WORKING DATA Start Marker
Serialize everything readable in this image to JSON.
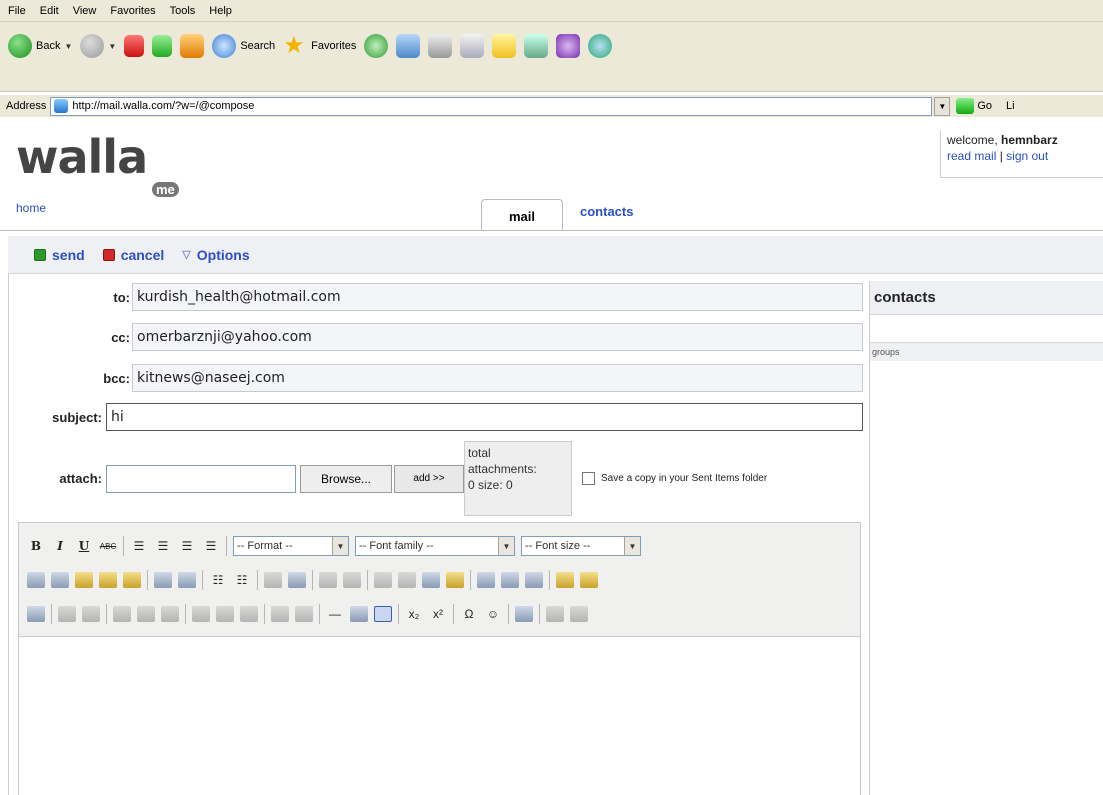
{
  "browser": {
    "menu": [
      "File",
      "Edit",
      "View",
      "Favorites",
      "Tools",
      "Help"
    ],
    "toolbar": {
      "back": "Back",
      "search": "Search",
      "favorites": "Favorites"
    },
    "address_label": "Address",
    "url": "http://mail.walla.com/?w=/@compose",
    "go": "Go",
    "links": "Li"
  },
  "site": {
    "logo": "walla",
    "logo_sub": "me",
    "home": "home",
    "welcome_prefix": "welcome, ",
    "username": "hemnbarz",
    "read_mail": "read mail",
    "separator": " | ",
    "sign_out": "sign out",
    "tabs": {
      "mail": "mail",
      "contacts": "contacts"
    }
  },
  "actions": {
    "send": "send",
    "cancel": "cancel",
    "options": "Options"
  },
  "compose": {
    "to_label": "to:",
    "to": "kurdish_health@hotmail.com",
    "cc_label": "cc:",
    "cc": "omerbarznji@yahoo.com",
    "bcc_label": "bcc:",
    "bcc": "kitnews@naseej.com",
    "subject_label": "subject:",
    "subject": "hi",
    "attach_label": "attach:",
    "browse": "Browse...",
    "add": "add >>",
    "total_line1": "total",
    "total_line2": "attachments:",
    "total_line3": "0 size: 0",
    "save_copy": "Save a copy in your Sent Items folder"
  },
  "editor": {
    "format": "-- Format --",
    "font_family": "-- Font family --",
    "font_size": "-- Font size --"
  },
  "contacts_panel": {
    "title": "contacts",
    "groups": "groups"
  },
  "colors": {
    "link": "#2c4fc7",
    "chrome": "#ece9d8",
    "send": "#2d9a2d",
    "cancel": "#d12a2a"
  }
}
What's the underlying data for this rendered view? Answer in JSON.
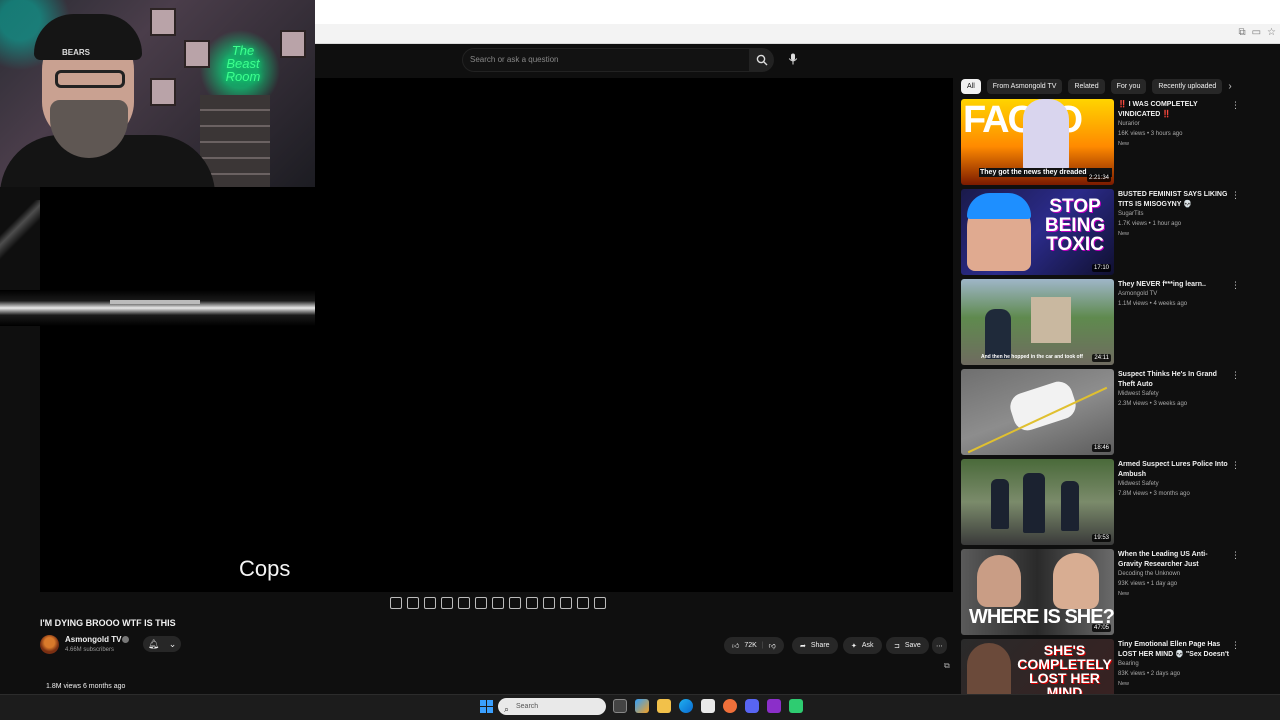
{
  "search": {
    "placeholder": "Search or ask a question"
  },
  "webcam": {
    "neon_sign": "The Beast Room",
    "cap_text": "BEARS"
  },
  "player": {
    "caption": "Cops"
  },
  "video": {
    "title": "I'M DYING BROOO WTF IS THIS",
    "channel": "Asmongold TV",
    "subscribers": "4.66M subscribers",
    "likes": "72K",
    "share_label": "Share",
    "ask_label": "Ask",
    "save_label": "Save",
    "views_date": "1.8M views  6 months ago"
  },
  "chips": [
    "All",
    "From Asmongold TV",
    "Related",
    "For you",
    "Recently uploaded"
  ],
  "recommendations": [
    {
      "title": "‼️ I WAS COMPLETELY VINDICATED ‼️",
      "channel": "Nurarior",
      "meta": "16K views • 3 hours ago",
      "badge": "New",
      "duration": "2:21:34",
      "thumb_text": "FACTO",
      "thumb_sub": "They got the news they dreaded"
    },
    {
      "title": "BUSTED FEMINIST SAYS LIKING TITS IS MISOGYNY 💀",
      "channel": "SugarTits",
      "meta": "1.7K views • 1 hour ago",
      "badge": "New",
      "duration": "17:10",
      "thumb_text": "STOP BEING TOXIC"
    },
    {
      "title": "They NEVER f***ing learn..",
      "channel": "Asmongold TV",
      "meta": "1.1M views • 4 weeks ago",
      "badge": "",
      "duration": "24:11",
      "thumb_sub": "And then he hopped in the car and took off"
    },
    {
      "title": "Suspect Thinks He's In Grand Theft Auto",
      "channel": "Midwest Safety",
      "meta": "2.3M views • 3 weeks ago",
      "badge": "",
      "duration": "18:46"
    },
    {
      "title": "Armed Suspect Lures Police Into Ambush",
      "channel": "Midwest Safety",
      "meta": "7.8M views • 3 months ago",
      "badge": "",
      "duration": "19:53"
    },
    {
      "title": "When the Leading US Anti-Gravity Researcher Just Disappeared",
      "channel": "Decoding the Unknown",
      "meta": "93K views • 1 day ago",
      "badge": "New",
      "duration": "47:05",
      "thumb_text": "WHERE IS SHE?"
    },
    {
      "title": "Tiny Emotional Ellen Page Has LOST HER MIND 💀 \"Sex Doesn't ...",
      "channel": "Bearing",
      "meta": "83K views • 2 days ago",
      "badge": "New",
      "duration": "",
      "thumb_text": "SHE'S COMPLETELY LOST HER MIND"
    }
  ],
  "taskbar": {
    "search_placeholder": "Search"
  },
  "colors": {
    "bg": "#0f0f0f",
    "pill": "#272727",
    "accent": "#3ea6ff"
  }
}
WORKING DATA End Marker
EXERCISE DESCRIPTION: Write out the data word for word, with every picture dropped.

WRITTEN SOLUTION:
Serialize everything readable in this image to JSON.
{
  "browser": {
    "menu": [
      "File",
      "Edit",
      "View",
      "Favorites",
      "Tools",
      "Help"
    ],
    "toolbar": {
      "back": "Back",
      "search": "Search",
      "favorites": "Favorites"
    },
    "address_label": "Address",
    "url": "http://mail.walla.com/?w=/@compose",
    "go": "Go",
    "links": "Li"
  },
  "site": {
    "logo": "walla",
    "logo_sub": "me",
    "home": "home",
    "welcome_prefix": "welcome, ",
    "username": "hemnbarz",
    "read_mail": "read mail",
    "separator": " | ",
    "sign_out": "sign out",
    "tabs": {
      "mail": "mail",
      "contacts": "contacts"
    }
  },
  "actions": {
    "send": "send",
    "cancel": "cancel",
    "options": "Options"
  },
  "compose": {
    "to_label": "to:",
    "to": "kurdish_health@hotmail.com",
    "cc_label": "cc:",
    "cc": "omerbarznji@yahoo.com",
    "bcc_label": "bcc:",
    "bcc": "kitnews@naseej.com",
    "subject_label": "subject:",
    "subject": "hi",
    "attach_label": "attach:",
    "browse": "Browse...",
    "add": "add >>",
    "total_line1": "total",
    "total_line2": "attachments:",
    "total_line3": "0 size: 0",
    "save_copy": "Save a copy in your Sent Items folder"
  },
  "editor": {
    "format": "-- Format --",
    "font_family": "-- Font family --",
    "font_size": "-- Font size --"
  },
  "contacts_panel": {
    "title": "contacts",
    "groups": "groups"
  },
  "colors": {
    "link": "#2c4fc7",
    "chrome": "#ece9d8",
    "send": "#2d9a2d",
    "cancel": "#d12a2a"
  }
}
What's the underlying data for this rendered view? Answer in JSON.
{
  "search": {
    "placeholder": "Search or ask a question"
  },
  "webcam": {
    "neon_sign": "The Beast Room",
    "cap_text": "BEARS"
  },
  "player": {
    "caption": "Cops"
  },
  "video": {
    "title": "I'M DYING BROOO WTF IS THIS",
    "channel": "Asmongold TV",
    "subscribers": "4.66M subscribers",
    "likes": "72K",
    "share_label": "Share",
    "ask_label": "Ask",
    "save_label": "Save",
    "views_date": "1.8M views  6 months ago"
  },
  "chips": [
    "All",
    "From Asmongold TV",
    "Related",
    "For you",
    "Recently uploaded"
  ],
  "recommendations": [
    {
      "title": "‼️ I WAS COMPLETELY VINDICATED ‼️",
      "channel": "Nurarior",
      "meta": "16K views • 3 hours ago",
      "badge": "New",
      "duration": "2:21:34",
      "thumb_text": "FACTO",
      "thumb_sub": "They got the news they dreaded"
    },
    {
      "title": "BUSTED FEMINIST SAYS LIKING TITS IS MISOGYNY 💀",
      "channel": "SugarTits",
      "meta": "1.7K views • 1 hour ago",
      "badge": "New",
      "duration": "17:10",
      "thumb_text": "STOP BEING TOXIC"
    },
    {
      "title": "They NEVER f***ing learn..",
      "channel": "Asmongold TV",
      "meta": "1.1M views • 4 weeks ago",
      "badge": "",
      "duration": "24:11",
      "thumb_sub": "And then he hopped in the car and took off"
    },
    {
      "title": "Suspect Thinks He's In Grand Theft Auto",
      "channel": "Midwest Safety",
      "meta": "2.3M views • 3 weeks ago",
      "badge": "",
      "duration": "18:46"
    },
    {
      "title": "Armed Suspect Lures Police Into Ambush",
      "channel": "Midwest Safety",
      "meta": "7.8M views • 3 months ago",
      "badge": "",
      "duration": "19:53"
    },
    {
      "title": "When the Leading US Anti-Gravity Researcher Just Disappeared",
      "channel": "Decoding the Unknown",
      "meta": "93K views • 1 day ago",
      "badge": "New",
      "duration": "47:05",
      "thumb_text": "WHERE IS SHE?"
    },
    {
      "title": "Tiny Emotional Ellen Page Has LOST HER MIND 💀 \"Sex Doesn't ...",
      "channel": "Bearing",
      "meta": "83K views • 2 days ago",
      "badge": "New",
      "duration": "",
      "thumb_text": "SHE'S COMPLETELY LOST HER MIND"
    }
  ],
  "taskbar": {
    "search_placeholder": "Search"
  },
  "colors": {
    "bg": "#0f0f0f",
    "pill": "#272727",
    "accent": "#3ea6ff"
  }
}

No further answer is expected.